The worldbuilding in this book is fun, vast, and imaginative. Nicholas Eames knows his fantasy tropes well and he was having fun with it. Almost every known fantasy bestiary made its way into the book, and Nicholas also added a few new creations of his own. Meanwhile, the world of Heartwyld, as I mentioned before, radiates the kind of grimness and darkness that can only be rivaled by the likes of Joe Abercrombie. I think Kings of the Wyld lands on a good balance between epic fantasy and its grimdark cousin. This story may not be set in a world of sunshine and rainbow, but it sure has heart.

Starting from page one, Kings of the Wyld hooked me right into its story. This book is going straight into my list of favorite books. It is certainly one of the best books I've read this year. This is an impressive debut and I eagerly anticipate Nicholas' next book. I might just re-read Kings of the Wyld before moving on to the next book on my TBR. Yep, that's right. I am going to re-open this book to chapter 1 – A Ghost on the Road, and go through the adventure all over again.

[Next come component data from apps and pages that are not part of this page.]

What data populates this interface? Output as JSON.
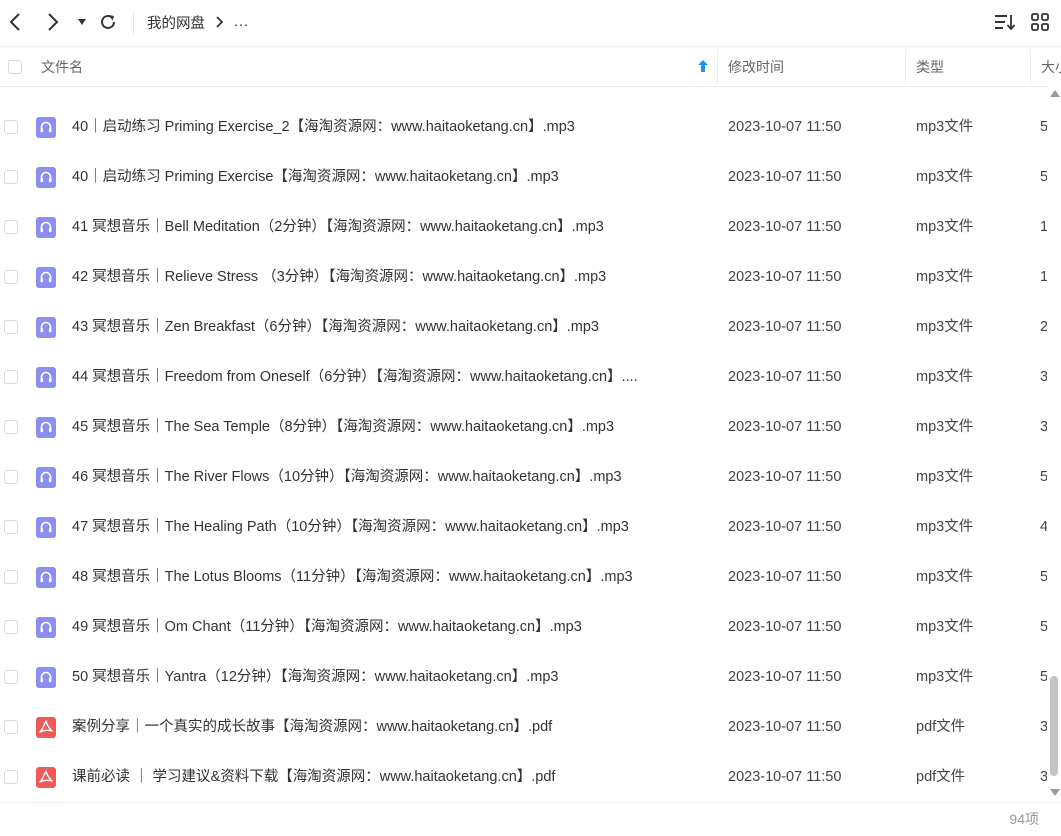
{
  "toolbar": {
    "back_icon": "chevron-left-icon",
    "forward_icon": "chevron-right-icon",
    "history_icon": "caret-down-icon",
    "refresh_icon": "refresh-icon",
    "breadcrumb_root": "我的网盘",
    "breadcrumb_sep_icon": "chevron-right-icon",
    "breadcrumb_more": "...",
    "sort_icon": "sort-list-icon",
    "view_icon": "grid-view-icon"
  },
  "columns": {
    "name": "文件名",
    "modified": "修改时间",
    "type": "类型",
    "size": "大小"
  },
  "files": [
    {
      "name": "40｜启动练习 Priming Exercise_2【海淘资源网：www.haitaoketang.cn】.mp3",
      "modified": "2023-10-07 11:50",
      "type": "mp3文件",
      "size": "5",
      "icon": "audio-file-icon"
    },
    {
      "name": "40｜启动练习 Priming Exercise【海淘资源网：www.haitaoketang.cn】.mp3",
      "modified": "2023-10-07 11:50",
      "type": "mp3文件",
      "size": "5",
      "icon": "audio-file-icon"
    },
    {
      "name": "41 冥想音乐｜Bell Meditation（2分钟）【海淘资源网：www.haitaoketang.cn】.mp3",
      "modified": "2023-10-07 11:50",
      "type": "mp3文件",
      "size": "1",
      "icon": "audio-file-icon"
    },
    {
      "name": "42 冥想音乐｜Relieve Stress （3分钟）【海淘资源网：www.haitaoketang.cn】.mp3",
      "modified": "2023-10-07 11:50",
      "type": "mp3文件",
      "size": "1",
      "icon": "audio-file-icon"
    },
    {
      "name": "43 冥想音乐｜Zen Breakfast（6分钟）【海淘资源网：www.haitaoketang.cn】.mp3",
      "modified": "2023-10-07 11:50",
      "type": "mp3文件",
      "size": "2",
      "icon": "audio-file-icon"
    },
    {
      "name": "44 冥想音乐｜Freedom from Oneself（6分钟）【海淘资源网：www.haitaoketang.cn】....",
      "modified": "2023-10-07 11:50",
      "type": "mp3文件",
      "size": "3",
      "icon": "audio-file-icon"
    },
    {
      "name": "45 冥想音乐｜The Sea Temple（8分钟）【海淘资源网：www.haitaoketang.cn】.mp3",
      "modified": "2023-10-07 11:50",
      "type": "mp3文件",
      "size": "3",
      "icon": "audio-file-icon"
    },
    {
      "name": "46 冥想音乐｜The River Flows（10分钟）【海淘资源网：www.haitaoketang.cn】.mp3",
      "modified": "2023-10-07 11:50",
      "type": "mp3文件",
      "size": "5",
      "icon": "audio-file-icon"
    },
    {
      "name": "47 冥想音乐｜The Healing Path（10分钟）【海淘资源网：www.haitaoketang.cn】.mp3",
      "modified": "2023-10-07 11:50",
      "type": "mp3文件",
      "size": "4",
      "icon": "audio-file-icon"
    },
    {
      "name": "48 冥想音乐｜The Lotus Blooms（11分钟）【海淘资源网：www.haitaoketang.cn】.mp3",
      "modified": "2023-10-07 11:50",
      "type": "mp3文件",
      "size": "5",
      "icon": "audio-file-icon"
    },
    {
      "name": "49 冥想音乐｜Om Chant（11分钟）【海淘资源网：www.haitaoketang.cn】.mp3",
      "modified": "2023-10-07 11:50",
      "type": "mp3文件",
      "size": "5",
      "icon": "audio-file-icon"
    },
    {
      "name": "50 冥想音乐｜Yantra（12分钟）【海淘资源网：www.haitaoketang.cn】.mp3",
      "modified": "2023-10-07 11:50",
      "type": "mp3文件",
      "size": "5",
      "icon": "audio-file-icon"
    },
    {
      "name": "案例分享｜一个真实的成长故事【海淘资源网：www.haitaoketang.cn】.pdf",
      "modified": "2023-10-07 11:50",
      "type": "pdf文件",
      "size": "3",
      "icon": "pdf-file-icon"
    },
    {
      "name": "课前必读 ｜ 学习建议&资料下载【海淘资源网：www.haitaoketang.cn】.pdf",
      "modified": "2023-10-07 11:50",
      "type": "pdf文件",
      "size": "3",
      "icon": "pdf-file-icon"
    }
  ],
  "footer": {
    "item_count": "94项"
  },
  "colors": {
    "audio_icon": "#8a8ff0",
    "pdf_icon": "#f05a5a",
    "sort_arrow": "#1e90ff",
    "divider": "#ececec"
  }
}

Meanwhile, if you are a fan of fantasy literature, then do yourself a favor and get this book NOW.


On his website, the author mentioned every chapter in this book is inspired by iconic rock songs, from Neil Young, ACDC, The Rolling Stones, Led Zepplin, Bob Dylon etc... I think the connections between the chapters and the songs are very interesting. Check out the author's website here.